◆ **PROBLEM STATEMENT**: If a line in the records below holds the word "Jugadores", copy it.

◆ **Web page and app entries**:
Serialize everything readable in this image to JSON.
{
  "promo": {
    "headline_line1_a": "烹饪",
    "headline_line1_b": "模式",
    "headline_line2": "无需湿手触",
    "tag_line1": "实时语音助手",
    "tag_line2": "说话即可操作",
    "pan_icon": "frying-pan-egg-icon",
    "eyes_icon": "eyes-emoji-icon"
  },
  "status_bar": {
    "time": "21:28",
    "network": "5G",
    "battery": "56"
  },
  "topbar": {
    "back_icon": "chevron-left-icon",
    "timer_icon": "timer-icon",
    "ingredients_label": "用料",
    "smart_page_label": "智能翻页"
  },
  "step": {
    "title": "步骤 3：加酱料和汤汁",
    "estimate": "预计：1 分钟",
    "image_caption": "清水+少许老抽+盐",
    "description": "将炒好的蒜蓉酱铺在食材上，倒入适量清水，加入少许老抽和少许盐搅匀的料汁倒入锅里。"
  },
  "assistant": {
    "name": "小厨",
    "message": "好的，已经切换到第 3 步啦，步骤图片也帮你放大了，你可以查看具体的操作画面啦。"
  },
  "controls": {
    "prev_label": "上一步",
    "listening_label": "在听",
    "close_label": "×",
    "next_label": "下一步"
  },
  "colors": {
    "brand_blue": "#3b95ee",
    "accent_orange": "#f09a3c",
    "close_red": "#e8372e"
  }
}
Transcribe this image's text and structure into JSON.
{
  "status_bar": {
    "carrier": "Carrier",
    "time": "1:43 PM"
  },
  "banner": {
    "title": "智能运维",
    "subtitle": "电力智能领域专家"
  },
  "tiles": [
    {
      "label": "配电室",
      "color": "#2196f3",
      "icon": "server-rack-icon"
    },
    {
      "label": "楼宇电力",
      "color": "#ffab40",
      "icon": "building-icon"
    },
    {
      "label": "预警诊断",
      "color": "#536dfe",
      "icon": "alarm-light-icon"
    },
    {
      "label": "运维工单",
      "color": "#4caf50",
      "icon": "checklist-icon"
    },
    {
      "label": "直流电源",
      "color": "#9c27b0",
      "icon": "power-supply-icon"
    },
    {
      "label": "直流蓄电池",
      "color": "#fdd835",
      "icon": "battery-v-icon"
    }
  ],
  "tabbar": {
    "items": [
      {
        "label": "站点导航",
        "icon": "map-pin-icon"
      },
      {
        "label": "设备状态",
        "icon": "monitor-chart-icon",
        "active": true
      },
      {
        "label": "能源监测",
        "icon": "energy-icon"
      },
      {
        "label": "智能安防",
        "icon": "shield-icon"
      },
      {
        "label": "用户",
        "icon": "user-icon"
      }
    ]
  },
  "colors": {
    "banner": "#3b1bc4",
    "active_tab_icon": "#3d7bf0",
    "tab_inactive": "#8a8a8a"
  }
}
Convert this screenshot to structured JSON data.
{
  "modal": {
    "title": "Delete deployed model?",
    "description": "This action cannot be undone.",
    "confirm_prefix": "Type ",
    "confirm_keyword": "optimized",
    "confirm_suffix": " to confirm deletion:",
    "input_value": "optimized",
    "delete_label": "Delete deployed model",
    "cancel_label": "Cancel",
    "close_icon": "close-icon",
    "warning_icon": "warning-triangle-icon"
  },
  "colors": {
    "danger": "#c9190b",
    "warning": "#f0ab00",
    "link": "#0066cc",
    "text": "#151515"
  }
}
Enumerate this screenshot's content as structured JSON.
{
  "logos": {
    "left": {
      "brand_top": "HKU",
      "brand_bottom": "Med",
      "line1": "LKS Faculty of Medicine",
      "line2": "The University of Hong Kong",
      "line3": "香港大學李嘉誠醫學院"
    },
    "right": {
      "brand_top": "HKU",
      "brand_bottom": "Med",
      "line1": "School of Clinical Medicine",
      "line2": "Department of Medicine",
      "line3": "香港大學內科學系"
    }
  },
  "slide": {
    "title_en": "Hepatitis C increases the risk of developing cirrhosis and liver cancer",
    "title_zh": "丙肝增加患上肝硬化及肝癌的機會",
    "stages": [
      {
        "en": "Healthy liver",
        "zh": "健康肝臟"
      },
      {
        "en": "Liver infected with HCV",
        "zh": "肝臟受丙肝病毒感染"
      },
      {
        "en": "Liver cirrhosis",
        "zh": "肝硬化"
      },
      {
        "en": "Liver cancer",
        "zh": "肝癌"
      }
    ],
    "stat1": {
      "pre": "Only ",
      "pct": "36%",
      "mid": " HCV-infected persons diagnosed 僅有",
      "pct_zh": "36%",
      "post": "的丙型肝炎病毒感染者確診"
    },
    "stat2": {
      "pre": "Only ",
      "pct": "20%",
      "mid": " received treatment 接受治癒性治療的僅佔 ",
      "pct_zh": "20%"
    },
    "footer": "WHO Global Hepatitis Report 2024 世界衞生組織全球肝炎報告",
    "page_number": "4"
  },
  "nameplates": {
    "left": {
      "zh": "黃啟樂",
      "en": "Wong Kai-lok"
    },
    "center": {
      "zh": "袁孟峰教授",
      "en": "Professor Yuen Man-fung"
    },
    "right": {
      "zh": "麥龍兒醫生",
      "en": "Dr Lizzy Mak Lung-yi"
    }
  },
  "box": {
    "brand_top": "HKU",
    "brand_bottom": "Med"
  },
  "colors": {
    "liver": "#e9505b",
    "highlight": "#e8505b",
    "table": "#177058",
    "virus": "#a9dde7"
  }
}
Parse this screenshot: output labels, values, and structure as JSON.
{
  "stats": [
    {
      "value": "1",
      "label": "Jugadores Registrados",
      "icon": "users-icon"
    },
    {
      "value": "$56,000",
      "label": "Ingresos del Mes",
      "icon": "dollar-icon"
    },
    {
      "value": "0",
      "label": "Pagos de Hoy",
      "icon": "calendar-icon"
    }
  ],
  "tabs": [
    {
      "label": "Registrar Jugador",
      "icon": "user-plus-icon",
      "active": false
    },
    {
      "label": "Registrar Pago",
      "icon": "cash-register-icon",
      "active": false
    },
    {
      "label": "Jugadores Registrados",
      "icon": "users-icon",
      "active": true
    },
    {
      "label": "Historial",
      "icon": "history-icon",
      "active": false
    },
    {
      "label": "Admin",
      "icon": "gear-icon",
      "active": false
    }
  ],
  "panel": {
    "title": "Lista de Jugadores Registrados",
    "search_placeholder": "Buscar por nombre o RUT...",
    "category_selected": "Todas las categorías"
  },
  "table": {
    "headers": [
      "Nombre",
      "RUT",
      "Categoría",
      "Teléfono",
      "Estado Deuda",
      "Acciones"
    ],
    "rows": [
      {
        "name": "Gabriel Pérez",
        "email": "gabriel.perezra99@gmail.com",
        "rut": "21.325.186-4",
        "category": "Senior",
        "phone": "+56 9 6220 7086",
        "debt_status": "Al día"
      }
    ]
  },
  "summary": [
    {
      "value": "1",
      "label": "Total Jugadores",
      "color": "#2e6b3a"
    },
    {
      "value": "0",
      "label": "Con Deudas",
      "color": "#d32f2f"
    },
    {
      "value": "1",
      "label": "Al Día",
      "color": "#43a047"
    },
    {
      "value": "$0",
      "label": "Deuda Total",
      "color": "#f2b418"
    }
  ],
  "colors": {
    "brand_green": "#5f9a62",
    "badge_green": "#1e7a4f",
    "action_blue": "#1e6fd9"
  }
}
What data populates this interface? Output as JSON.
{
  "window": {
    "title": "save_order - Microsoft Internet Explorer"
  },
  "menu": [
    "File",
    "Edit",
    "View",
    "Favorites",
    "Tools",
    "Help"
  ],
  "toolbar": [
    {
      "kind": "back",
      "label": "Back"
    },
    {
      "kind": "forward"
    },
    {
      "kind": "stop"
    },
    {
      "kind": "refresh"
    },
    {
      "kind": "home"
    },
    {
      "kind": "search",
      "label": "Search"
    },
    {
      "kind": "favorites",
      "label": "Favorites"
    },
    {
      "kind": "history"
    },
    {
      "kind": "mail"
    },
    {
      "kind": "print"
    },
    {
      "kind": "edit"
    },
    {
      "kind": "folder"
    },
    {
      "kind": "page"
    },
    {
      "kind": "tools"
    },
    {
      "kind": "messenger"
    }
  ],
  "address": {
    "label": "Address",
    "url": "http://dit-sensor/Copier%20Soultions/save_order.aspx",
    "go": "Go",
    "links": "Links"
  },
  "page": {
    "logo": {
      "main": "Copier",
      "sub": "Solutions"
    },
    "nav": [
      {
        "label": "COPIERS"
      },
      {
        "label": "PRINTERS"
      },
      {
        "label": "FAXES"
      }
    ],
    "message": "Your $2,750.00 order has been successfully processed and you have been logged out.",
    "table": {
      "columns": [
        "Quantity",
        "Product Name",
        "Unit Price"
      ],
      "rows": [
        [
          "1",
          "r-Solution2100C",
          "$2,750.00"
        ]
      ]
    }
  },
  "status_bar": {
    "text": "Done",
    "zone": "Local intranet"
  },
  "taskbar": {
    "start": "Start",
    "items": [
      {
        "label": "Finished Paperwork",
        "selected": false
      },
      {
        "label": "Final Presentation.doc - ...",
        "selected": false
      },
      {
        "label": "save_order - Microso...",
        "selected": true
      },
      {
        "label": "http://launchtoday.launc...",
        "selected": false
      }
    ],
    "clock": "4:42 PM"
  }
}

◆ **ANSWER SECTION**:
      "label": "Jugadores Registrados",
      "label": "Jugadores Registrados",
    "title": "Lista de Jugadores Registrados",
      "label": "Total Jugadores",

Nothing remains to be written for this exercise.